:: What is expected ::
If a line of the data below contains the string "this", copy it into your answer.

== Records for the task ==

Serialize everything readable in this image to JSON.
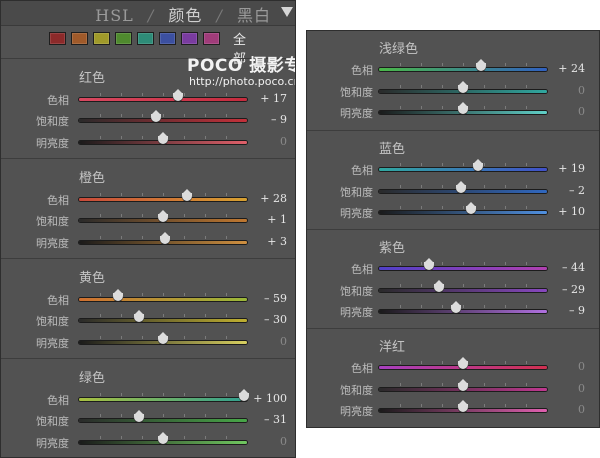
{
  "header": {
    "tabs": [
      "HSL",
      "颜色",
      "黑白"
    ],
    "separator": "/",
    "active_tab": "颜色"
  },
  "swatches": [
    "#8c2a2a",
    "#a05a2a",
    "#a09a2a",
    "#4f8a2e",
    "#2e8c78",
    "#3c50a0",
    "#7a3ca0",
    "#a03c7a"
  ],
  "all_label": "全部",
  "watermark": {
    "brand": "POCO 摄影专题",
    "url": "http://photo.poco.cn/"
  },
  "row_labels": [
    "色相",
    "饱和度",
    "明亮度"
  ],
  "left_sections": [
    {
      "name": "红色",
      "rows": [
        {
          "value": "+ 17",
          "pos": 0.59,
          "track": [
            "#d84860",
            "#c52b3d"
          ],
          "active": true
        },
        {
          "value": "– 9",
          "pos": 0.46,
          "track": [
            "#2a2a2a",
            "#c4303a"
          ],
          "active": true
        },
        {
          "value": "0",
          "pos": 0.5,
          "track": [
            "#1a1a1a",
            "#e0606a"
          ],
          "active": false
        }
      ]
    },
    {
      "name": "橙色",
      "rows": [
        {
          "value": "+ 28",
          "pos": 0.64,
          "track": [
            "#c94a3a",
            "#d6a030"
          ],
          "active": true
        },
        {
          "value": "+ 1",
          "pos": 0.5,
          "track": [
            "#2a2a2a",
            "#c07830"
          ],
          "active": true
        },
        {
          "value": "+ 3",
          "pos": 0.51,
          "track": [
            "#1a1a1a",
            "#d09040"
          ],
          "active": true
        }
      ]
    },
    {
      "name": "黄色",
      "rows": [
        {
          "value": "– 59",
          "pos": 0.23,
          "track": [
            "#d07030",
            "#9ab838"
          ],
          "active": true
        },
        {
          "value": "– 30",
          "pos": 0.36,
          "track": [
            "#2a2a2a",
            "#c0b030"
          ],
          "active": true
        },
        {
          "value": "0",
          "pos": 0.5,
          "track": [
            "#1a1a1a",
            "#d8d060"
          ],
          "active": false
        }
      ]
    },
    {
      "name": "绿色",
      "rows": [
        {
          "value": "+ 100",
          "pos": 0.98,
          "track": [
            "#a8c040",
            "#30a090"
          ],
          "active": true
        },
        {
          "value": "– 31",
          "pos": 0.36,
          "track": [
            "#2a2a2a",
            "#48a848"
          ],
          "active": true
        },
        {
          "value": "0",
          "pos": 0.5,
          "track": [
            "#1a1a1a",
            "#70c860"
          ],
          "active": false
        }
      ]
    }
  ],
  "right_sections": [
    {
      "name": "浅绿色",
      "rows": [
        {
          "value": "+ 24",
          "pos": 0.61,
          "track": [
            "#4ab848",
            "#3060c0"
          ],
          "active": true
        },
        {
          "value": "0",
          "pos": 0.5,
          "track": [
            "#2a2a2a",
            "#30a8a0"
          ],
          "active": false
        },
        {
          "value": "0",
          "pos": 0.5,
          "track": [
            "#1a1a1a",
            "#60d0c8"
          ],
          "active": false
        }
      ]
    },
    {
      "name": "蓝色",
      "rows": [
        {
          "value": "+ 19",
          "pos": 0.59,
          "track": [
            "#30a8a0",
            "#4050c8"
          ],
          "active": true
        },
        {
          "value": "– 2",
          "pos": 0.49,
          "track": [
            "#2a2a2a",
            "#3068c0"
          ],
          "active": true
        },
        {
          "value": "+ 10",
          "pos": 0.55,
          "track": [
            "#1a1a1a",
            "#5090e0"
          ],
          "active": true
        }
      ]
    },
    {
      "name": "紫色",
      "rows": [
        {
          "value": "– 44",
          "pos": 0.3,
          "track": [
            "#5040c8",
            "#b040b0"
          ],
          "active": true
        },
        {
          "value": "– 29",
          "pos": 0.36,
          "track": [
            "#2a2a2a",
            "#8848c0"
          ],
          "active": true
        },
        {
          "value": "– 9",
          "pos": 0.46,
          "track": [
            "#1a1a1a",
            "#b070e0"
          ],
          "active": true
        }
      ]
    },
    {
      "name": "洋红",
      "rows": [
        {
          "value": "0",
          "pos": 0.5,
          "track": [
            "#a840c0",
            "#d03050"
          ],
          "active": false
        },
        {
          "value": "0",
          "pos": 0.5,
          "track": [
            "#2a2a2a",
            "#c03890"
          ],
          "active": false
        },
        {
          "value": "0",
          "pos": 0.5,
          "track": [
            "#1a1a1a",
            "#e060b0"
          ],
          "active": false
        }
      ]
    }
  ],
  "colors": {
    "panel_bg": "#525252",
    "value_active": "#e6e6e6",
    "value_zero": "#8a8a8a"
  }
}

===
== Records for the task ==

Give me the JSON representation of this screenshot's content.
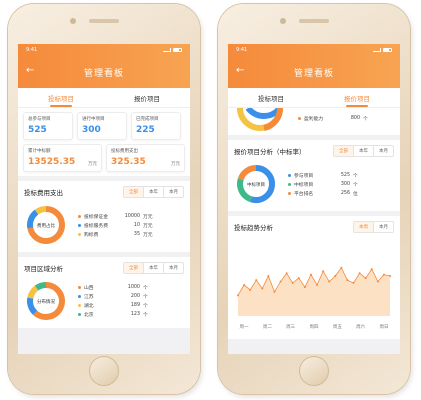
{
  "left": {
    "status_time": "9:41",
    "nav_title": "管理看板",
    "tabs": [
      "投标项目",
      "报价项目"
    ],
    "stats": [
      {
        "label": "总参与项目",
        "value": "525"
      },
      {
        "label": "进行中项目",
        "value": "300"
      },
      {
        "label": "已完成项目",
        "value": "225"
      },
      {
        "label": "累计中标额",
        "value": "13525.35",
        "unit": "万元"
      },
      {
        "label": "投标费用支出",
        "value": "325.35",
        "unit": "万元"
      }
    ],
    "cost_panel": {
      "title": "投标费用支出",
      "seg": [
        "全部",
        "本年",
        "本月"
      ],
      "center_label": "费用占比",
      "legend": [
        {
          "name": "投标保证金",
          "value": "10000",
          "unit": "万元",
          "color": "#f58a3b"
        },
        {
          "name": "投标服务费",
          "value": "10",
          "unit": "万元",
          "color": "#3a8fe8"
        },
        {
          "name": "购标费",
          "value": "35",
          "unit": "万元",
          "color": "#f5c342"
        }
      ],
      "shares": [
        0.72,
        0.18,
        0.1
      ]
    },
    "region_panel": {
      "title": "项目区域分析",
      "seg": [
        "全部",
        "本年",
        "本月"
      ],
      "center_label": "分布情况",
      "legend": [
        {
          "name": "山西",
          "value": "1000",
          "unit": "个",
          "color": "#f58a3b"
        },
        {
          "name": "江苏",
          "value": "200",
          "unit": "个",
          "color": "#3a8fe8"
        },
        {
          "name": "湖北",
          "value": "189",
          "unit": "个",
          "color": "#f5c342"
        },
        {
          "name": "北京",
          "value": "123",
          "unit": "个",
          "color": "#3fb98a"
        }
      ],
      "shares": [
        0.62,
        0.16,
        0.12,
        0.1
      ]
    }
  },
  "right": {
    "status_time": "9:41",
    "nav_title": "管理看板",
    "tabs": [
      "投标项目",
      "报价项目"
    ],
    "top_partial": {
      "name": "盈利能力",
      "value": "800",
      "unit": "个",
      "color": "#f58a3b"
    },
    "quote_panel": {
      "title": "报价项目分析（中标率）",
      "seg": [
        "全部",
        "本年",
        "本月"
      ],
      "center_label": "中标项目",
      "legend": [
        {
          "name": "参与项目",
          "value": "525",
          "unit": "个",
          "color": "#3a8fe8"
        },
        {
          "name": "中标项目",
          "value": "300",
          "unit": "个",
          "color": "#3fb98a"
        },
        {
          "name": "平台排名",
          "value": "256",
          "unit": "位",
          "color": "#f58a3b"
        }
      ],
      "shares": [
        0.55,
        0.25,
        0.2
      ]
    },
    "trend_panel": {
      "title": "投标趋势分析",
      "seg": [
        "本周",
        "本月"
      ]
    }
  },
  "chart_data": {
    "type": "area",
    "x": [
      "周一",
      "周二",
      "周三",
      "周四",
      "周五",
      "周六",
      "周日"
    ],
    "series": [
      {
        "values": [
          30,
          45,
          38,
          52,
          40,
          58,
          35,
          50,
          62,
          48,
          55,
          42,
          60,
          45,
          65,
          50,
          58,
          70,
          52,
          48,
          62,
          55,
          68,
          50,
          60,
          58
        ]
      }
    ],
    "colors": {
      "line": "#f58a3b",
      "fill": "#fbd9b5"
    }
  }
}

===

:: Your solution ::
Serialize everything readable in this image to JSON.
Give me the JSON representation of this screenshot's content.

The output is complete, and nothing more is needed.